The cause for these dry and hot conditions can be attributed to the continued La Niña conditions that are expected to stay through this summer, according to the latest forecast by NWS Climate Prediction Center. The recurrent weather pattern in the central and eastern tropical Pacific often influences whether Texas will enjoy heavy rainfall or prolonged drought conditions. 

A La Niña forms when waters in the tropical Pacific Ocean are much cooler than normal, resulting in warmer and drier weather. While the La Niña pattern is expected to remain through the summer, the forecast states there is a 40-50% chance that it may transition to ENSO-neutral after summer.

"By summer, La Niña probably goes away, and the strong influence of La Niña on our weather patterns definitely goes away," said John Nielsen-Gammon, the state's climatologist and professor at Texas A & M University. "When things are this dry so far, it's important to plan for what might happen if things stay dry.
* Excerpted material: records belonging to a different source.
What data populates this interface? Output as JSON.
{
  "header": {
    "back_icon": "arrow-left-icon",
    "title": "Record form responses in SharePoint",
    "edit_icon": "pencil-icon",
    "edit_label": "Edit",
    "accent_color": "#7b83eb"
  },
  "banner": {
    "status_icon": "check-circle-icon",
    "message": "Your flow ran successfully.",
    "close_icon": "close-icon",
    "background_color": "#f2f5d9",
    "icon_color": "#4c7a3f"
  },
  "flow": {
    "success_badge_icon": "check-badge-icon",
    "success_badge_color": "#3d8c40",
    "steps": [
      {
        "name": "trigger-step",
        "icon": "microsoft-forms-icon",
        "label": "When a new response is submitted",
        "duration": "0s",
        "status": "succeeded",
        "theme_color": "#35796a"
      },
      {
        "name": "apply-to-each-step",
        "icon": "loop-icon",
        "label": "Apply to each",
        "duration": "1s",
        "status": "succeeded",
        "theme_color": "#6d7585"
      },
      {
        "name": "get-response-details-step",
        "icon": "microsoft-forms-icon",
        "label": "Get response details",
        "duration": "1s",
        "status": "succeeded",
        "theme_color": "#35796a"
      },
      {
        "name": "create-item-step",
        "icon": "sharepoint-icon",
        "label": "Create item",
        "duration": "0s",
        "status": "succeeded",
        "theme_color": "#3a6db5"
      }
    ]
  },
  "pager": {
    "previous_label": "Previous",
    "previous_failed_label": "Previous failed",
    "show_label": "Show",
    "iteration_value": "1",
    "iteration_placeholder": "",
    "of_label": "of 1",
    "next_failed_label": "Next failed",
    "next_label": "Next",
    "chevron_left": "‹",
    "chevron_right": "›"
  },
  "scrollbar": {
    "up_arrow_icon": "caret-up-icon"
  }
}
Obviously, those plans needed to be made back when things were wet, so now is time to get ready to implement those plans. The closer we get to summer, though, the more unpredictable the seasonal conditions become."

Regardless of the continuation of the heat and low precipitation levels, the Brazos River Authority's water supply system remains in relatively good shape heading into 2022. As of April 13, the BRA system is 93% full. However, on March 17, the BRA declared a Stage 1 – Drought Watch for several reservoirs and reservoir systems within the BRA water supply system.
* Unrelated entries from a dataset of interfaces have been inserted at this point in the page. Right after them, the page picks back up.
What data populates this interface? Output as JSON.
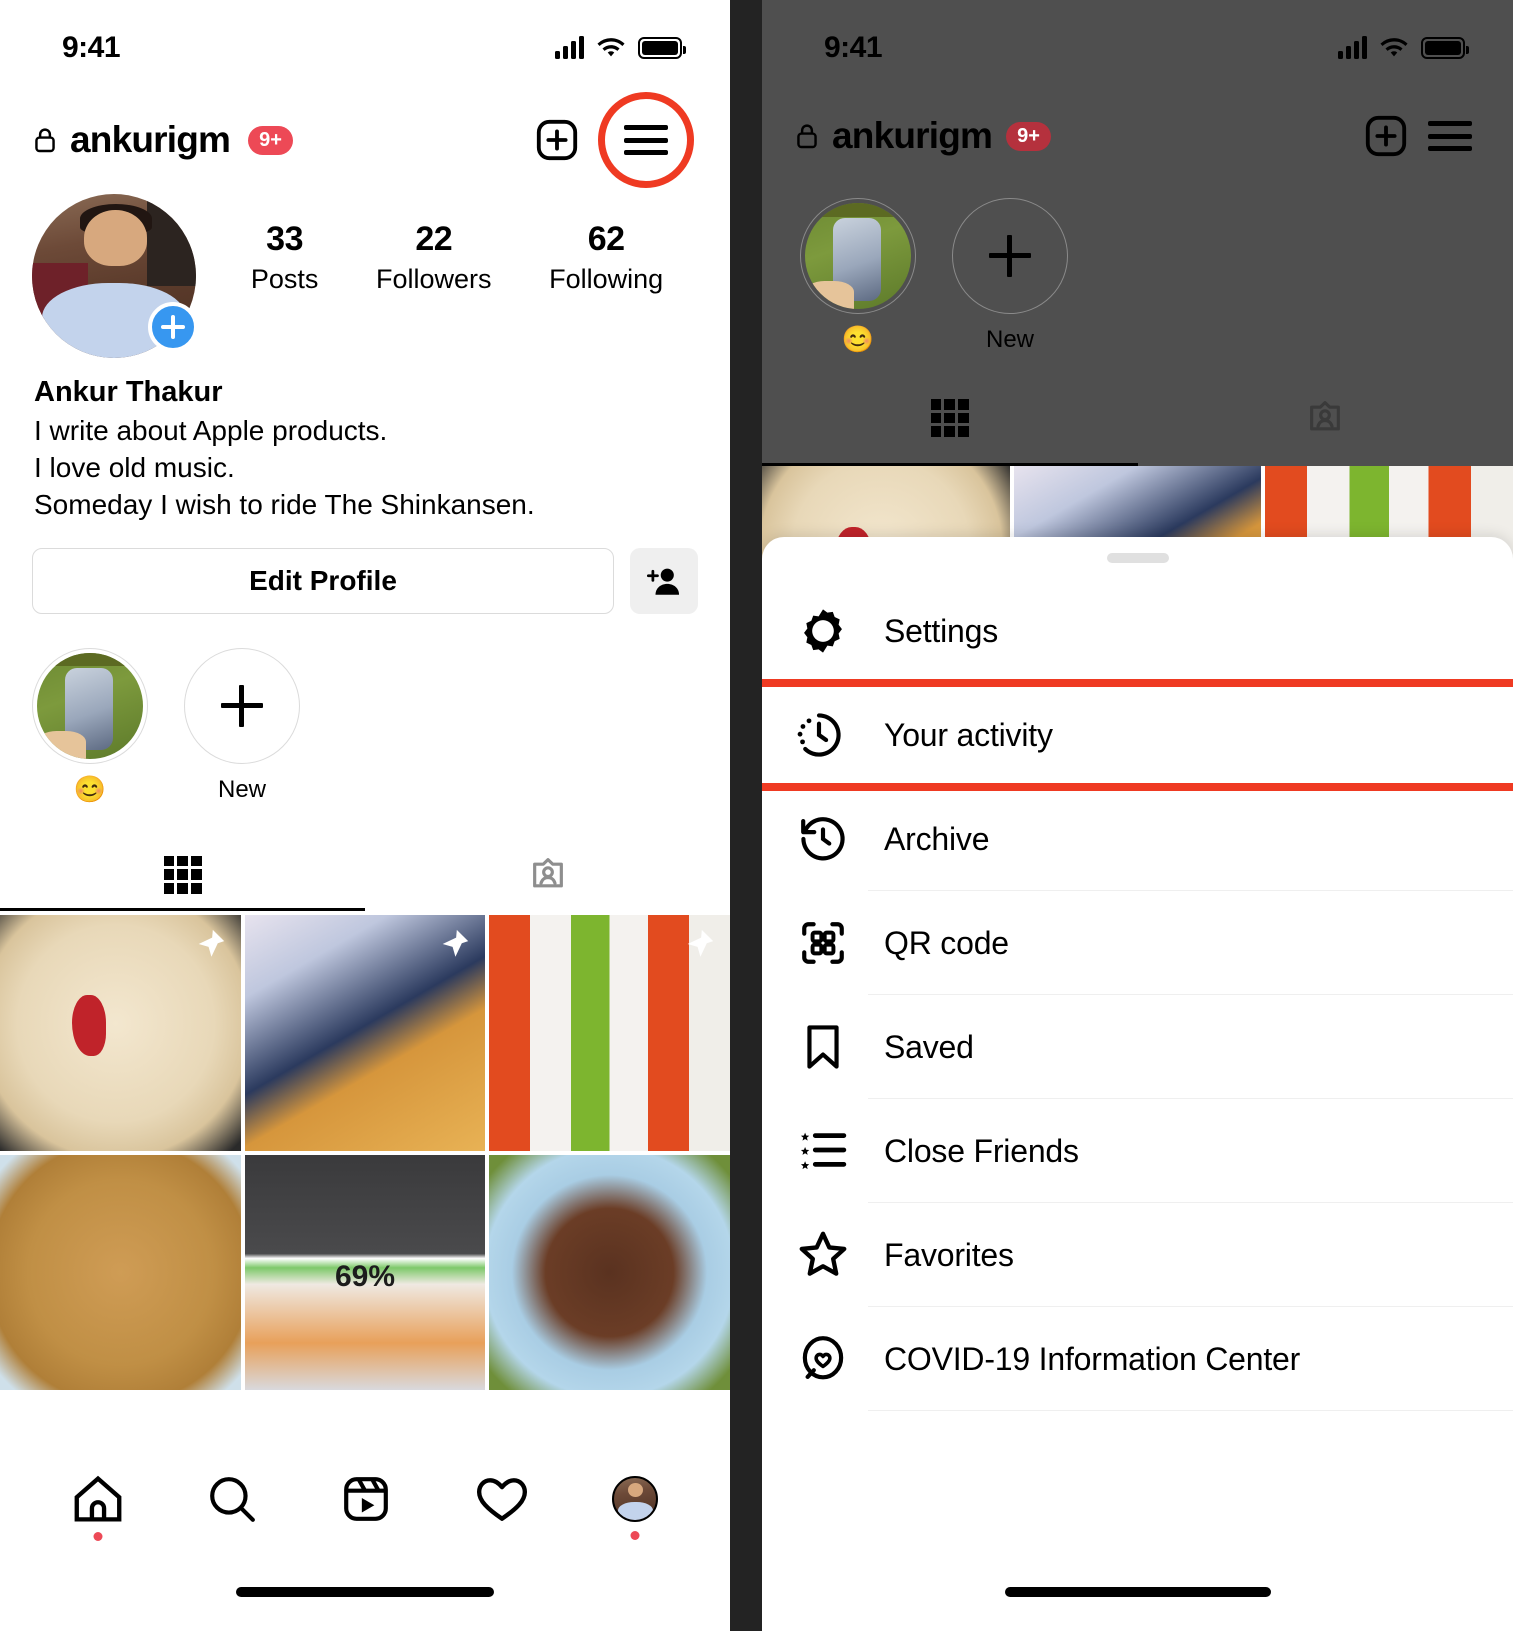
{
  "left_phone": {
    "status_bar": {
      "time": "9:41",
      "signal_icon": "cellular-bars-icon",
      "wifi_icon": "wifi-icon",
      "battery_icon": "battery-icon"
    },
    "profile_header": {
      "lock_icon": "lock-icon",
      "username": "ankurigm",
      "notification_badge": "9+",
      "add_icon": "plus-square-icon",
      "menu_icon": "hamburger-menu-icon",
      "highlight_color": "#ef3a22"
    },
    "stats": [
      {
        "number": "33",
        "label": "Posts"
      },
      {
        "number": "22",
        "label": "Followers"
      },
      {
        "number": "62",
        "label": "Following"
      }
    ],
    "avatar": {
      "name": "profile-avatar",
      "add_story_badge": "plus-circle-icon",
      "badge_color": "#3797f0"
    },
    "bio": {
      "display_name": "Ankur Thakur",
      "line1": "I write about Apple products.",
      "line2": "I love old music.",
      "line3": "Someday I wish to ride The Shinkansen."
    },
    "actions": {
      "edit_profile_label": "Edit Profile",
      "add_person_icon": "person-add-icon"
    },
    "highlights": [
      {
        "label": "😊",
        "type": "story"
      },
      {
        "label": "New",
        "type": "new"
      }
    ],
    "tabs": [
      {
        "icon": "grid-icon",
        "active": true
      },
      {
        "icon": "tagged-person-icon",
        "active": false
      }
    ],
    "photo_grid": [
      {
        "name": "post-cake-white-drizzle",
        "pinned": true
      },
      {
        "name": "post-pizza-slice",
        "pinned": true
      },
      {
        "name": "post-pringles-cans",
        "pinned": true
      },
      {
        "name": "post-cashew-cake",
        "pinned": false
      },
      {
        "name": "post-battery-widget-screenshot",
        "pinned": false,
        "label": "69%"
      },
      {
        "name": "post-chocolate-cashew-tart",
        "pinned": false
      }
    ],
    "bottom_nav": [
      {
        "icon": "home-icon",
        "dot": true
      },
      {
        "icon": "search-icon",
        "dot": false
      },
      {
        "icon": "reels-icon",
        "dot": false
      },
      {
        "icon": "heart-icon",
        "dot": false
      },
      {
        "icon": "profile-avatar-icon",
        "dot": true
      }
    ]
  },
  "right_phone": {
    "dim_overlay_color": "#4f4f4f",
    "status_bar": {
      "time": "9:41"
    },
    "profile_header": {
      "lock_icon": "lock-icon",
      "username": "ankurigm",
      "notification_badge": "9+",
      "add_icon": "plus-square-icon",
      "menu_icon": "hamburger-menu-icon"
    },
    "highlights": [
      {
        "label": "😊"
      },
      {
        "label": "New"
      }
    ],
    "sheet": {
      "grabber": "drag-handle",
      "menu_items": [
        {
          "icon": "gear-icon",
          "label": "Settings",
          "highlighted": false,
          "divider": false
        },
        {
          "icon": "your-activity-clock-icon",
          "label": "Your activity",
          "highlighted": true,
          "divider": false
        },
        {
          "icon": "archive-clock-icon",
          "label": "Archive",
          "highlighted": false,
          "divider": true
        },
        {
          "icon": "qr-code-icon",
          "label": "QR code",
          "highlighted": false,
          "divider": true
        },
        {
          "icon": "bookmark-icon",
          "label": "Saved",
          "highlighted": false,
          "divider": true
        },
        {
          "icon": "close-friends-list-icon",
          "label": "Close Friends",
          "highlighted": false,
          "divider": true
        },
        {
          "icon": "star-icon",
          "label": "Favorites",
          "highlighted": false,
          "divider": true
        },
        {
          "icon": "covid-info-icon",
          "label": "COVID-19 Information Center",
          "highlighted": false,
          "divider": true
        }
      ],
      "highlight_color": "#ef3a22"
    }
  }
}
The declaration came after multiple areas throughout the basin met triggers set within the BRA Drought Contingency Plan associated with the Palmer Hydrological Drought Index (PHDI), a suite of indicators developed by the U.S. Weather Bureau. Declaration of the Stage 1 Drought Watch requires those who receive water from the affected reservoirs decrease their water use by 5 percent.

With the return of dry conditions, the BRA again began publishing two-month reservoir projections that are updated at the beginning of each month and will continue until drought conditions decrease.
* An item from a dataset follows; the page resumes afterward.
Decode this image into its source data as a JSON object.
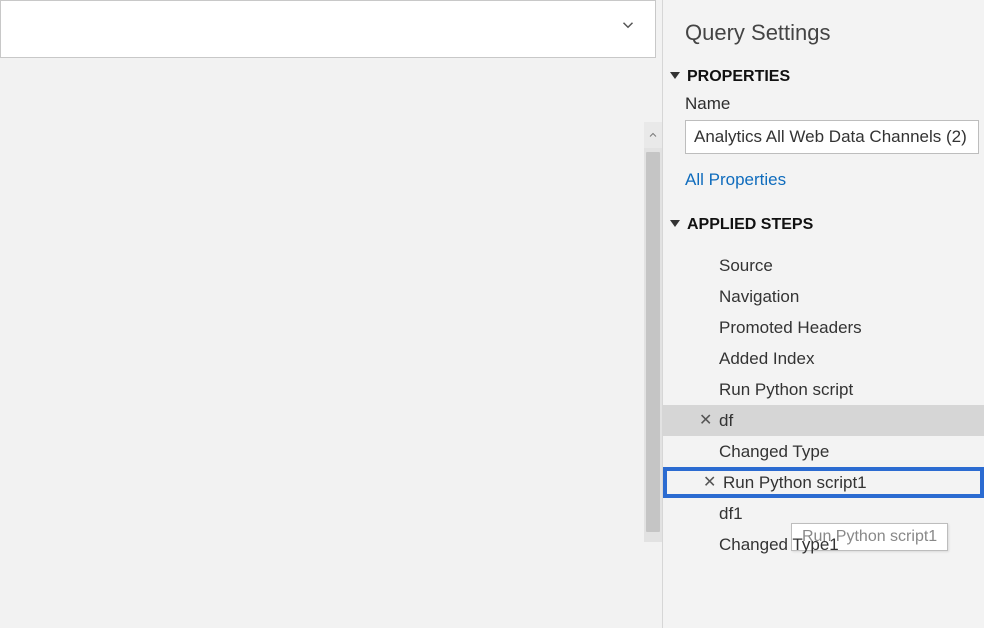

The BRA's monthly reservoir projections illustrate reservoir capacity and drawdown potential. The first chart depicts a "worst-case scenario" with lake levels under extremely dry conditions with minimum inflows and high evaporation levels. The second chart projects lake levels under average conditions. You can view the most recent charts here, along with the weekly drought monitor for the Brazos River basin.

Current forecasts call for low levels of precipitation during the typically rainy months here in Texas, which will contribute to the drought's expansion and persistence.

"May and June are typically the wettest months of the year. Dry weather is likely through May, which means problems for farmers and ranchers if that comes to pass," Nielsen-Gammon said. "Also, the drier things get, the hotter the summer gets. Dry winters and springs add about two degrees to summer temperatures. In 2011, when everything was ridiculously dry, we were about five degrees above normal. Also, dry soils in this part of the country actually reduce future precipitation amount."

Wildfires are also becoming a statewide issue without drought relief. While Texans don't have much control over drought, we can all do our part to prevent wildfires from happening.

  • Always put used cooled coals from your grill into a metal container before walking away.
  • Never play with matches or lighters, especially outside.
  • Watch your campfire (but check to see if there is a burn ban in your county) and make sure your campfire is completely out before leaving
  • Be sure chains and other metal parts aren't dragging from your vehicle, as they throw sparks.
  • Sparks from lawnmowers and power equipment can start wildfires! Be careful on hot, dry days and get your equipment checked regularly.

Even with precautions, it's important to stay prepared for potentially severe weather during all seasons. A general guideline to follow for any type of extreme weather preparation is to make an emergency plan with your family, build a disaster kit and connect with emergency notification systems. You can learn more about wireless emergency alerts here.

To keep up to date with real-time data on rainfall, streamflow, and reservoir elevations within the Brazos River basin, click here.